We tried to give her more substance - not only in what she gets but in her journey there. It was important for me to put onstage a positive role model of a young girl who is independent and chooses her own destiny and follows it and acts upon it. And later she does heroic things.
Yes, she gets her man, but he also accepted her when she wasn't perfect, when she didn't have a voice. There are all sorts of morals in this piece and I think people will embrace it, people will jump all over it. It makes you respond and react.
Prince Eric gets a makeover of sorts on Broadway.
Working with Doug (Wright), the book writer and Alan Menken, we've beefed up his character and given him a through-line and a stronger journey. He doesn't want to be king, he wants to be connected to nature and Ariel represents nature and water. So they have much more of an interesting connection.
How close to your original vision for the show is what's on stage now at the Lunt-Fontanne?
We're very close, with the visual world and the movement world and the story. For me, it was important to develop the emotional core of the piece. I didn't want to lose that. I wanted to enhance it.
I wanted that father-daughter relationship. I wanted that brother-sister. I wanted the dysfunctional family and the healing of the family. I wanted all of that to come alive. It's mythological, this piece!

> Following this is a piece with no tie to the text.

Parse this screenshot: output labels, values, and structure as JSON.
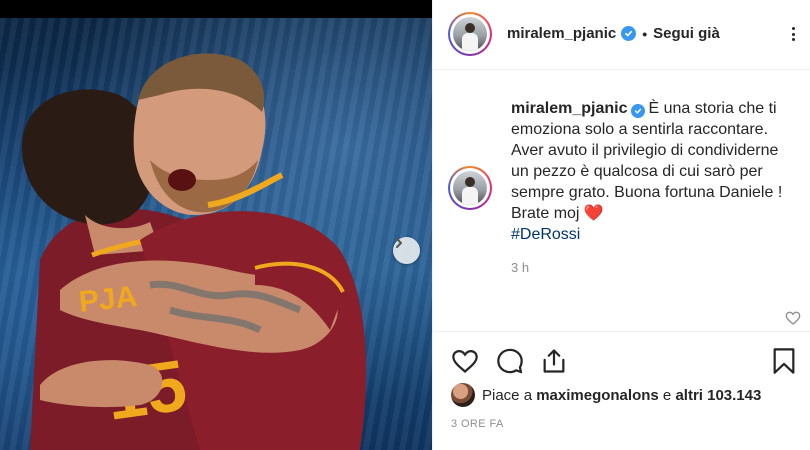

It's a fusion of Shakespeare and children's theater and Broadway. It's many forms drawn together, and that's what myth is. The Greeks!